# [Instructions for the task]
Reproduce the listing below word for word, with no pictures.

# [Extracted material]
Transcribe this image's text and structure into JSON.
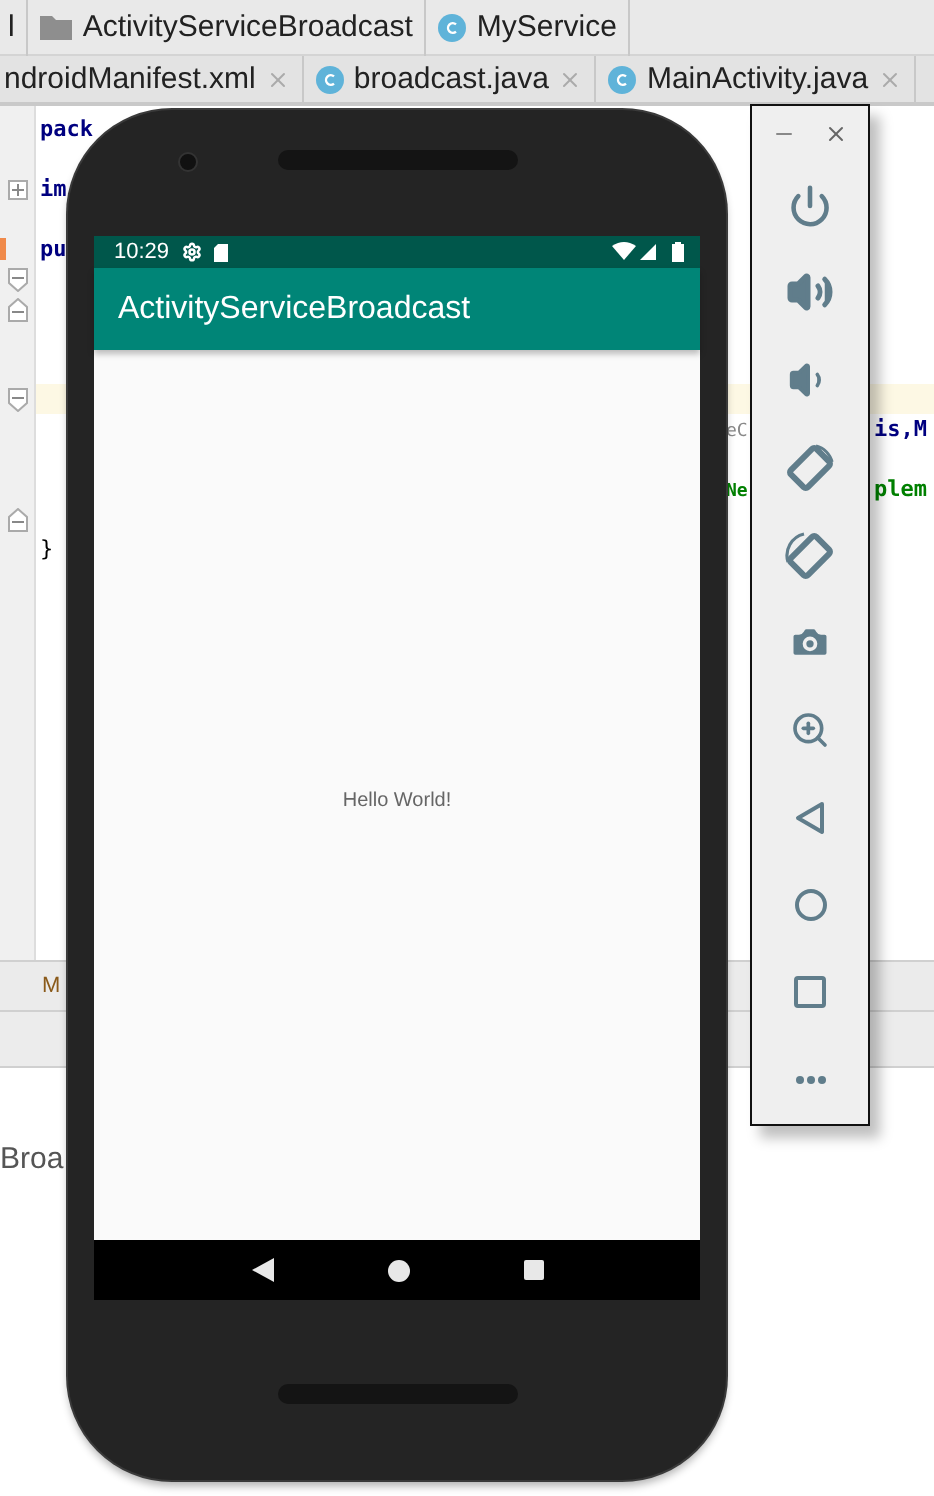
{
  "breadcrumbs": [
    {
      "label": "l"
    },
    {
      "label": "ActivityServiceBroadcast"
    },
    {
      "label": "MyService"
    }
  ],
  "editor_tabs": [
    {
      "label": "ndroidManifest.xml",
      "selected": false
    },
    {
      "label": "broadcast.java",
      "selected": false
    },
    {
      "label": "MainActivity.java",
      "selected": false
    }
  ],
  "code_lines": [
    {
      "kind": "plain",
      "current": false,
      "changed": false,
      "main": {
        "text": "pack",
        "kind": "keyword"
      }
    },
    {
      "kind": "plain",
      "current": false,
      "changed": false
    },
    {
      "kind": "collapsed",
      "current": false,
      "changed": false,
      "main": {
        "text": "im",
        "kind": "keyword"
      }
    },
    {
      "kind": "plain",
      "current": false,
      "changed": false
    },
    {
      "kind": "plain",
      "current": false,
      "changed": true,
      "main": {
        "text": "pu",
        "kind": "keyword"
      }
    },
    {
      "kind": "fold-start",
      "current": false,
      "changed": false
    },
    {
      "kind": "fold-end",
      "current": false,
      "changed": false
    },
    {
      "kind": "plain",
      "current": false,
      "changed": false
    },
    {
      "kind": "plain",
      "current": false,
      "changed": false
    },
    {
      "kind": "fold-start",
      "current": true,
      "changed": false
    },
    {
      "kind": "plain",
      "current": false,
      "changed": false,
      "mid": {
        "text": "eC",
        "kind": "hint"
      },
      "right": {
        "text": "is,M",
        "kind": "keyword"
      }
    },
    {
      "kind": "plain",
      "current": false,
      "changed": false
    },
    {
      "kind": "plain",
      "current": false,
      "changed": false,
      "mid": {
        "text": "Ne",
        "kind": "string"
      },
      "right": {
        "text": "plem",
        "kind": "string"
      }
    },
    {
      "kind": "fold-end",
      "current": false,
      "changed": false
    },
    {
      "kind": "plain",
      "current": false,
      "changed": false,
      "main": {
        "text": "}",
        "kind": "plain"
      }
    }
  ],
  "tool_tab": {
    "label": "M"
  },
  "run_panel": {
    "text": "Broa"
  },
  "phone": {
    "status_bar": {
      "time": "10:29"
    },
    "app_bar": {
      "title": "ActivityServiceBroadcast"
    },
    "content": {
      "text": "Hello World!"
    }
  },
  "emulator_toolbar": {
    "buttons": [
      {
        "kind": "power"
      },
      {
        "kind": "volume-up"
      },
      {
        "kind": "volume-down"
      },
      {
        "kind": "rotate-left"
      },
      {
        "kind": "rotate-right"
      },
      {
        "kind": "screenshot"
      },
      {
        "kind": "zoom"
      },
      {
        "kind": "back"
      },
      {
        "kind": "home"
      },
      {
        "kind": "overview"
      },
      {
        "kind": "more"
      }
    ]
  }
}
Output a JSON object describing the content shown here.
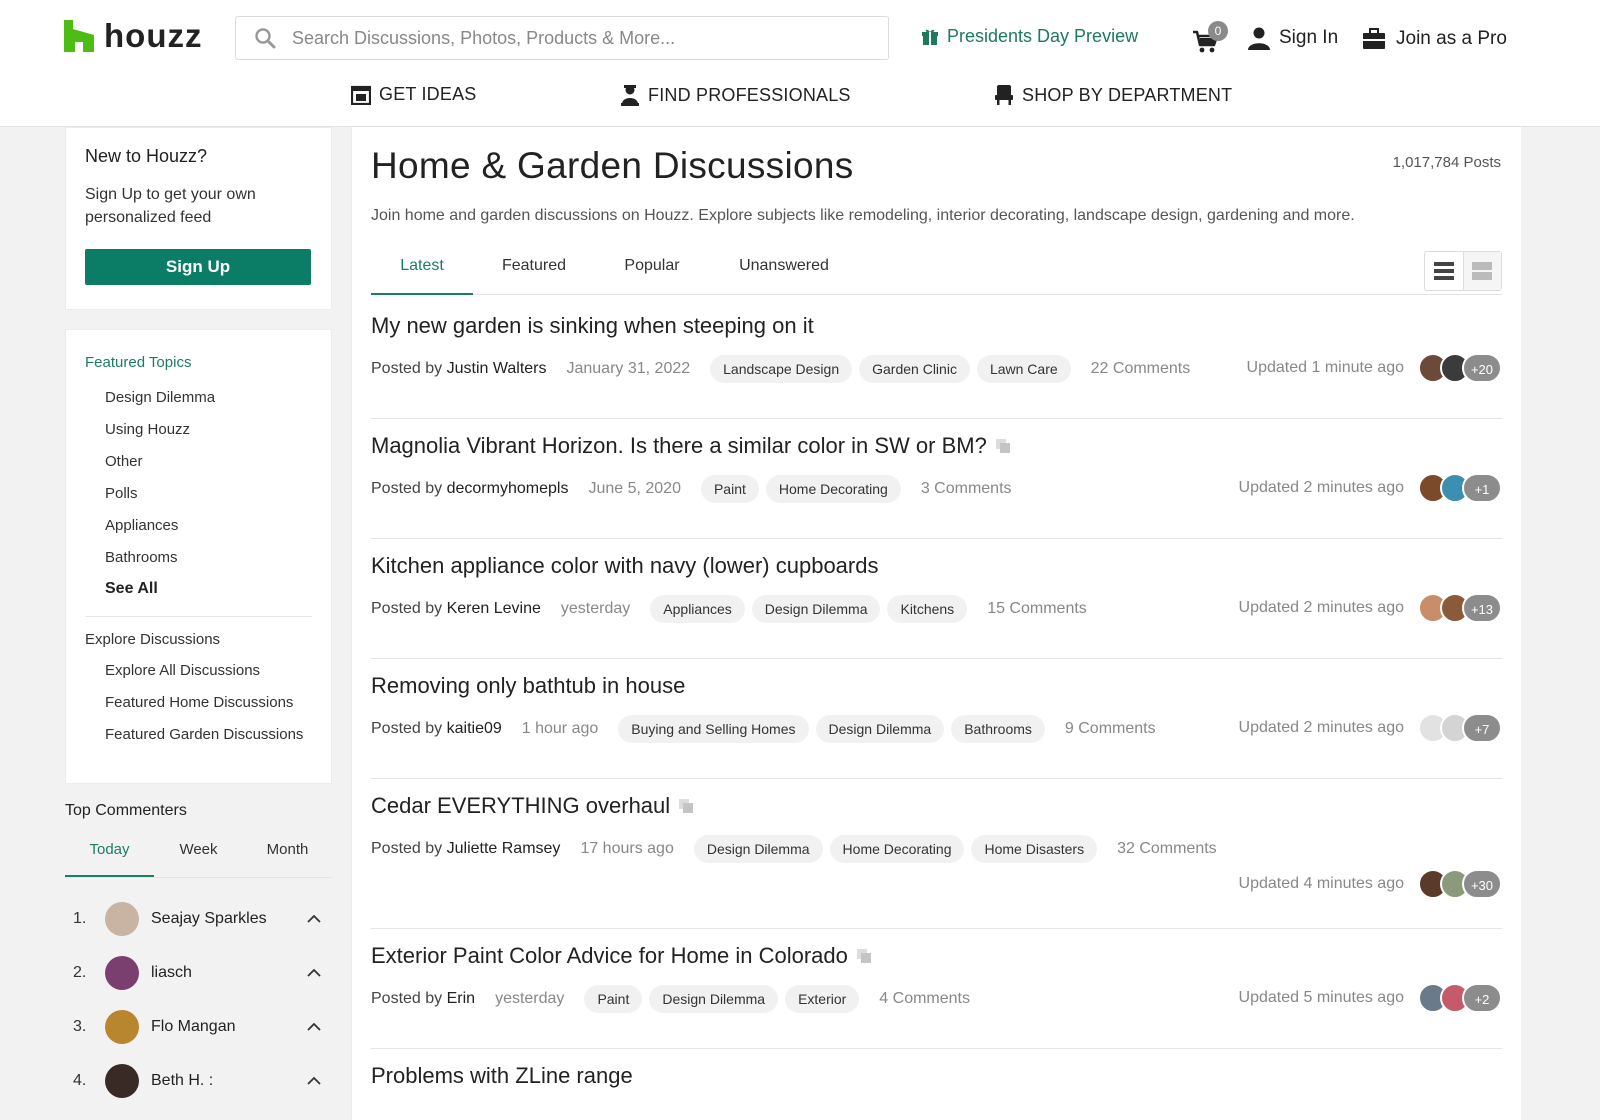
{
  "header": {
    "logo_text": "houzz",
    "search_placeholder": "Search Discussions, Photos, Products & More...",
    "promo_label": "Presidents Day Preview",
    "cart_count": "0",
    "sign_in": "Sign In",
    "join_pro": "Join as a Pro",
    "nav": [
      {
        "label": "GET IDEAS",
        "icon": "gallery-icon"
      },
      {
        "label": "FIND PROFESSIONALS",
        "icon": "professional-icon"
      },
      {
        "label": "SHOP BY DEPARTMENT",
        "icon": "chair-icon"
      }
    ],
    "brand_color": "#4dbc15",
    "accent_color": "#1b7d63"
  },
  "sidebar": {
    "new_title": "New to Houzz?",
    "new_text": "Sign Up to get your own personalized feed",
    "signup_label": "Sign Up",
    "featured_heading": "Featured Topics",
    "featured_topics": [
      "Design Dilemma",
      "Using Houzz",
      "Other",
      "Polls",
      "Appliances",
      "Bathrooms"
    ],
    "see_all": "See All",
    "explore_heading": "Explore Discussions",
    "explore_links": [
      "Explore All Discussions",
      "Featured Home Discussions",
      "Featured Garden Discussions"
    ],
    "top_commenters_title": "Top Commenters",
    "tc_tabs": [
      "Today",
      "Week",
      "Month"
    ],
    "commenters": [
      {
        "rank": "1.",
        "name": "Seajay Sparkles",
        "color": "#c9b3a3"
      },
      {
        "rank": "2.",
        "name": "liasch",
        "color": "#7a3f6e"
      },
      {
        "rank": "3.",
        "name": "Flo Mangan",
        "color": "#b8862f"
      },
      {
        "rank": "4.",
        "name": "Beth H. :",
        "color": "#3a2a26"
      }
    ]
  },
  "main": {
    "title": "Home & Garden Discussions",
    "posts_count": "1,017,784 Posts",
    "intro": "Join home and garden discussions on Houzz. Explore subjects like remodeling, interior decorating, landscape design, gardening and more.",
    "tabs": [
      "Latest",
      "Featured",
      "Popular",
      "Unanswered"
    ],
    "posts": [
      {
        "title": "My new garden is sinking when steeping on it",
        "posted_prefix": "Posted by",
        "author": "Justin Walters",
        "date": "January 31, 2022",
        "tags": [
          "Landscape Design",
          "Garden Clinic",
          "Lawn Care"
        ],
        "comments": "22 Comments",
        "updated": "Updated 1 minute ago",
        "more": "+20",
        "has_copy": false,
        "avatar_colors": [
          "#6b4a3a",
          "#3b3b3b"
        ]
      },
      {
        "title": "Magnolia Vibrant Horizon. Is there a similar color in SW or BM?",
        "posted_prefix": "Posted by",
        "author": "decormyhomepls",
        "date": "June 5, 2020",
        "tags": [
          "Paint",
          "Home Decorating"
        ],
        "comments": "3 Comments",
        "updated": "Updated 2 minutes ago",
        "more": "+1",
        "has_copy": true,
        "avatar_colors": [
          "#7a4a2a",
          "#3c8fb0"
        ]
      },
      {
        "title": "Kitchen appliance color with navy (lower) cupboards",
        "posted_prefix": "Posted by",
        "author": "Keren Levine",
        "date": "yesterday",
        "tags": [
          "Appliances",
          "Design Dilemma",
          "Kitchens"
        ],
        "comments": "15 Comments",
        "updated": "Updated 2 minutes ago",
        "more": "+13",
        "has_copy": false,
        "avatar_colors": [
          "#c98d6a",
          "#8a5a3a"
        ]
      },
      {
        "title": "Removing only bathtub in house",
        "posted_prefix": "Posted by",
        "author": "kaitie09",
        "date": "1 hour ago",
        "tags": [
          "Buying and Selling Homes",
          "Design Dilemma",
          "Bathrooms"
        ],
        "comments": "9 Comments",
        "updated": "Updated 2 minutes ago",
        "more": "+7",
        "has_copy": false,
        "avatar_colors": [
          "#e2e2e2",
          "#d4d4d4"
        ]
      },
      {
        "title": "Cedar EVERYTHING overhaul",
        "posted_prefix": "Posted by",
        "author": "Juliette Ramsey",
        "date": "17 hours ago",
        "tags": [
          "Design Dilemma",
          "Home Decorating",
          "Home Disasters"
        ],
        "comments": "32 Comments",
        "updated": "Updated 4 minutes ago",
        "more": "+30",
        "has_copy": true,
        "avatar_colors": [
          "#5a3a2a",
          "#8a9a7a"
        ]
      },
      {
        "title": "Exterior Paint Color Advice for Home in Colorado",
        "posted_prefix": "Posted by",
        "author": "Erin",
        "date": "yesterday",
        "tags": [
          "Paint",
          "Design Dilemma",
          "Exterior"
        ],
        "comments": "4 Comments",
        "updated": "Updated 5 minutes ago",
        "more": "+2",
        "has_copy": true,
        "avatar_colors": [
          "#6a7a8a",
          "#c45a6a"
        ]
      },
      {
        "title": "Problems with ZLine range",
        "posted_prefix": "",
        "author": "",
        "date": "",
        "tags": [],
        "comments": "",
        "updated": "",
        "more": "",
        "has_copy": false,
        "avatar_colors": []
      }
    ]
  }
}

# [Result of this exercise]
Transcribe this image's text and structure into JSON.
{
  "breadcrumbs": [
    {
      "label": "l"
    },
    {
      "label": "ActivityServiceBroadcast"
    },
    {
      "label": "MyService"
    }
  ],
  "editor_tabs": [
    {
      "label": "ndroidManifest.xml",
      "selected": false
    },
    {
      "label": "broadcast.java",
      "selected": false
    },
    {
      "label": "MainActivity.java",
      "selected": false
    }
  ],
  "code_lines": [
    {
      "kind": "plain",
      "current": false,
      "changed": false,
      "main": {
        "text": "pack",
        "kind": "keyword"
      }
    },
    {
      "kind": "plain",
      "current": false,
      "changed": false
    },
    {
      "kind": "collapsed",
      "current": false,
      "changed": false,
      "main": {
        "text": "im",
        "kind": "keyword"
      }
    },
    {
      "kind": "plain",
      "current": false,
      "changed": false
    },
    {
      "kind": "plain",
      "current": false,
      "changed": true,
      "main": {
        "text": "pu",
        "kind": "keyword"
      }
    },
    {
      "kind": "fold-start",
      "current": false,
      "changed": false
    },
    {
      "kind": "fold-end",
      "current": false,
      "changed": false
    },
    {
      "kind": "plain",
      "current": false,
      "changed": false
    },
    {
      "kind": "plain",
      "current": false,
      "changed": false
    },
    {
      "kind": "fold-start",
      "current": true,
      "changed": false
    },
    {
      "kind": "plain",
      "current": false,
      "changed": false,
      "mid": {
        "text": "eC",
        "kind": "hint"
      },
      "right": {
        "text": "is,M",
        "kind": "keyword"
      }
    },
    {
      "kind": "plain",
      "current": false,
      "changed": false
    },
    {
      "kind": "plain",
      "current": false,
      "changed": false,
      "mid": {
        "text": "Ne",
        "kind": "string"
      },
      "right": {
        "text": "plem",
        "kind": "string"
      }
    },
    {
      "kind": "fold-end",
      "current": false,
      "changed": false
    },
    {
      "kind": "plain",
      "current": false,
      "changed": false,
      "main": {
        "text": "}",
        "kind": "plain"
      }
    }
  ],
  "tool_tab": {
    "label": "M"
  },
  "run_panel": {
    "text": "Broa"
  },
  "phone": {
    "status_bar": {
      "time": "10:29"
    },
    "app_bar": {
      "title": "ActivityServiceBroadcast"
    },
    "content": {
      "text": "Hello World!"
    }
  },
  "emulator_toolbar": {
    "buttons": [
      {
        "kind": "power"
      },
      {
        "kind": "volume-up"
      },
      {
        "kind": "volume-down"
      },
      {
        "kind": "rotate-left"
      },
      {
        "kind": "rotate-right"
      },
      {
        "kind": "screenshot"
      },
      {
        "kind": "zoom"
      },
      {
        "kind": "back"
      },
      {
        "kind": "home"
      },
      {
        "kind": "overview"
      },
      {
        "kind": "more"
      }
    ]
  }
}
Output a JSON object describing the content shown here.
{
  "header": {
    "logo_text": "houzz",
    "search_placeholder": "Search Discussions, Photos, Products & More...",
    "promo_label": "Presidents Day Preview",
    "cart_count": "0",
    "sign_in": "Sign In",
    "join_pro": "Join as a Pro",
    "nav": [
      {
        "label": "GET IDEAS",
        "icon": "gallery-icon"
      },
      {
        "label": "FIND PROFESSIONALS",
        "icon": "professional-icon"
      },
      {
        "label": "SHOP BY DEPARTMENT",
        "icon": "chair-icon"
      }
    ],
    "brand_color": "#4dbc15",
    "accent_color": "#1b7d63"
  },
  "sidebar": {
    "new_title": "New to Houzz?",
    "new_text": "Sign Up to get your own personalized feed",
    "signup_label": "Sign Up",
    "featured_heading": "Featured Topics",
    "featured_topics": [
      "Design Dilemma",
      "Using Houzz",
      "Other",
      "Polls",
      "Appliances",
      "Bathrooms"
    ],
    "see_all": "See All",
    "explore_heading": "Explore Discussions",
    "explore_links": [
      "Explore All Discussions",
      "Featured Home Discussions",
      "Featured Garden Discussions"
    ],
    "top_commenters_title": "Top Commenters",
    "tc_tabs": [
      "Today",
      "Week",
      "Month"
    ],
    "commenters": [
      {
        "rank": "1.",
        "name": "Seajay Sparkles",
        "color": "#c9b3a3"
      },
      {
        "rank": "2.",
        "name": "liasch",
        "color": "#7a3f6e"
      },
      {
        "rank": "3.",
        "name": "Flo Mangan",
        "color": "#b8862f"
      },
      {
        "rank": "4.",
        "name": "Beth H. :",
        "color": "#3a2a26"
      }
    ]
  },
  "main": {
    "title": "Home & Garden Discussions",
    "posts_count": "1,017,784 Posts",
    "intro": "Join home and garden discussions on Houzz. Explore subjects like remodeling, interior decorating, landscape design, gardening and more.",
    "tabs": [
      "Latest",
      "Featured",
      "Popular",
      "Unanswered"
    ],
    "posts": [
      {
        "title": "My new garden is sinking when steeping on it",
        "posted_prefix": "Posted by",
        "author": "Justin Walters",
        "date": "January 31, 2022",
        "tags": [
          "Landscape Design",
          "Garden Clinic",
          "Lawn Care"
        ],
        "comments": "22 Comments",
        "updated": "Updated 1 minute ago",
        "more": "+20",
        "has_copy": false,
        "avatar_colors": [
          "#6b4a3a",
          "#3b3b3b"
        ]
      },
      {
        "title": "Magnolia Vibrant Horizon. Is there a similar color in SW or BM?",
        "posted_prefix": "Posted by",
        "author": "decormyhomepls",
        "date": "June 5, 2020",
        "tags": [
          "Paint",
          "Home Decorating"
        ],
        "comments": "3 Comments",
        "updated": "Updated 2 minutes ago",
        "more": "+1",
        "has_copy": true,
        "avatar_colors": [
          "#7a4a2a",
          "#3c8fb0"
        ]
      },
      {
        "title": "Kitchen appliance color with navy (lower) cupboards",
        "posted_prefix": "Posted by",
        "author": "Keren Levine",
        "date": "yesterday",
        "tags": [
          "Appliances",
          "Design Dilemma",
          "Kitchens"
        ],
        "comments": "15 Comments",
        "updated": "Updated 2 minutes ago",
        "more": "+13",
        "has_copy": false,
        "avatar_colors": [
          "#c98d6a",
          "#8a5a3a"
        ]
      },
      {
        "title": "Removing only bathtub in house",
        "posted_prefix": "Posted by",
        "author": "kaitie09",
        "date": "1 hour ago",
        "tags": [
          "Buying and Selling Homes",
          "Design Dilemma",
          "Bathrooms"
        ],
        "comments": "9 Comments",
        "updated": "Updated 2 minutes ago",
        "more": "+7",
        "has_copy": false,
        "avatar_colors": [
          "#e2e2e2",
          "#d4d4d4"
        ]
      },
      {
        "title": "Cedar EVERYTHING overhaul",
        "posted_prefix": "Posted by",
        "author": "Juliette Ramsey",
        "date": "17 hours ago",
        "tags": [
          "Design Dilemma",
          "Home Decorating",
          "Home Disasters"
        ],
        "comments": "32 Comments",
        "updated": "Updated 4 minutes ago",
        "more": "+30",
        "has_copy": true,
        "avatar_colors": [
          "#5a3a2a",
          "#8a9a7a"
        ]
      },
      {
        "title": "Exterior Paint Color Advice for Home in Colorado",
        "posted_prefix": "Posted by",
        "author": "Erin",
        "date": "yesterday",
        "tags": [
          "Paint",
          "Design Dilemma",
          "Exterior"
        ],
        "comments": "4 Comments",
        "updated": "Updated 5 minutes ago",
        "more": "+2",
        "has_copy": true,
        "avatar_colors": [
          "#6a7a8a",
          "#c45a6a"
        ]
      },
      {
        "title": "Problems with ZLine range",
        "posted_prefix": "",
        "author": "",
        "date": "",
        "tags": [],
        "comments": "",
        "updated": "",
        "more": "",
        "has_copy": false,
        "avatar_colors": []
      }
    ]
  }
}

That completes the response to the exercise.